Culinary Learning: Piñon

Just plop me in a new place and tell me to go figure it out. What’s not to love about that kind of geographic adventure?

Piñon – Adrian purchased two bags from a Native American couple along a road in Taos while exploring.

Pine nuts are not something I know much about – beyond specific recipes that call for them. I get them for that purpose noting they are higher priced than I’d expect having to make sure they don’t go rancid with the high oil content once I purchase them. I’ve tried them as I use them noting oiliness and lack of flavor. With that point of reference, here’s what they were like this time around closer to their original state.

I don’t even think I realized how their shell worked I’m so used to buying the meats alone in some plastic container in the supermarket.

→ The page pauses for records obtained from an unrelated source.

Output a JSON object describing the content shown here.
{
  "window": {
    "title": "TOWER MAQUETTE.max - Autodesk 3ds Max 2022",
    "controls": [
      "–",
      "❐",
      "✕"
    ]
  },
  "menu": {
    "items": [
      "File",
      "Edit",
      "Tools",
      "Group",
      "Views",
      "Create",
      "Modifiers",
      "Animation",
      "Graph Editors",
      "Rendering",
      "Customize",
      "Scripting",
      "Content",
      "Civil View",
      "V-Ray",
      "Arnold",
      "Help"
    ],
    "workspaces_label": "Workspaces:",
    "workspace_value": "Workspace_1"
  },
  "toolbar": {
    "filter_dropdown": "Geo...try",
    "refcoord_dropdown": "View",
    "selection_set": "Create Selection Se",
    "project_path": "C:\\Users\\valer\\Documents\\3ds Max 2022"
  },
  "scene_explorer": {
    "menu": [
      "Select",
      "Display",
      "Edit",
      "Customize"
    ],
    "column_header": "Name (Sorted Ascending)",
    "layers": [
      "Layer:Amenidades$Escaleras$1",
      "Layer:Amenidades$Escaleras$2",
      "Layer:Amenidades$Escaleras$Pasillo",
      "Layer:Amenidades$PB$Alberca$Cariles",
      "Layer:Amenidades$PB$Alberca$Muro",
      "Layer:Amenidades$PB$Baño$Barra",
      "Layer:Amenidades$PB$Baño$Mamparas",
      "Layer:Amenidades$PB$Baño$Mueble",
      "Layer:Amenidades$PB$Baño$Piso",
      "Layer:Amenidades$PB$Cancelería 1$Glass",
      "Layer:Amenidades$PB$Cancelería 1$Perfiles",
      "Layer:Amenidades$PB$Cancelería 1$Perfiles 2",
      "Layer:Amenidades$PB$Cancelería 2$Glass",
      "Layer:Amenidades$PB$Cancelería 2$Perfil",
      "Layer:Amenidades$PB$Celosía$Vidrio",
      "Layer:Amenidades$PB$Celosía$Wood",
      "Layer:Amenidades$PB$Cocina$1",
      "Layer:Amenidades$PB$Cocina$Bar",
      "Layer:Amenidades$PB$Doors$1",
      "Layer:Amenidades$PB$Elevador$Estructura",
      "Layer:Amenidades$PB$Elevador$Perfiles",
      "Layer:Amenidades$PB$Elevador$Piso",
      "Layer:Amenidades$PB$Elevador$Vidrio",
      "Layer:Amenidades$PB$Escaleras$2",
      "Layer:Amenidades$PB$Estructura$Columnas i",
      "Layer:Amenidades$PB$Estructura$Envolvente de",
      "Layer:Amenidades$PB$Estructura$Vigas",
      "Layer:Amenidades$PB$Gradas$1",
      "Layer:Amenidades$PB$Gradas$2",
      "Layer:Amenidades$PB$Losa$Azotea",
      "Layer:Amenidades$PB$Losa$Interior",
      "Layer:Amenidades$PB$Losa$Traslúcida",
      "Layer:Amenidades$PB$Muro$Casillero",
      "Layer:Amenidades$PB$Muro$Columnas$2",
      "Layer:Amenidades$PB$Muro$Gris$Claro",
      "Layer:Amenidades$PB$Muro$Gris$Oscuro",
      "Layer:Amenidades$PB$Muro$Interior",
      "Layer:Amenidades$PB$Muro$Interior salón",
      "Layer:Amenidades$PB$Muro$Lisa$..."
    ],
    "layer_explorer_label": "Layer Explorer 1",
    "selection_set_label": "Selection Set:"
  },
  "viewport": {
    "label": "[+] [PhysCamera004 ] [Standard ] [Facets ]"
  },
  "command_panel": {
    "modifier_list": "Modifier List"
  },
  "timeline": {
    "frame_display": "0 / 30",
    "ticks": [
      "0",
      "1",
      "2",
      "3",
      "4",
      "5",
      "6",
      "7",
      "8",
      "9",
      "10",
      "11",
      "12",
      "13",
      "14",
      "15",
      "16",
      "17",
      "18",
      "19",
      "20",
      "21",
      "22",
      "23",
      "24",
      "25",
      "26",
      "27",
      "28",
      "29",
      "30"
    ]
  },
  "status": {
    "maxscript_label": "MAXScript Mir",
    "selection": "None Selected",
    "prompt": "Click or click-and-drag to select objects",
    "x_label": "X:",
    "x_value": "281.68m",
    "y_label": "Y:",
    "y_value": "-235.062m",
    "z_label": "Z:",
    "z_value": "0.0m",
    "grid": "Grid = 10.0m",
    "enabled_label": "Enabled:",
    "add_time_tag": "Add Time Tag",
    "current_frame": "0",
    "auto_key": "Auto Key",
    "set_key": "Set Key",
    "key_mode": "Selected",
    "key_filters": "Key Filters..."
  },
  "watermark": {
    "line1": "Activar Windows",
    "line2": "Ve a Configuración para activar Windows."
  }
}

He jumped in the car showing me the bags saying – one is from New Mexico and the other is from Nevada.

The Nevada Piñon was smaller with a harder shell. When I cracked it and put the meat in my mouth – the flavor was simple and woody. Not bad, but I don’t think I’d crave them.

The NM Piñon, on the other hand, were a little easier to remove from the shell in my mouth. They were soft and firm all at once. The initial flavor was unexpectedly pleasant, mild, and sweet followed by a pause in flavor – then the faint pine taste took over and it was, frankly, delightful.

Piñon – definitely – and they need no conjured recipe to give them purpose. They were perfect as is.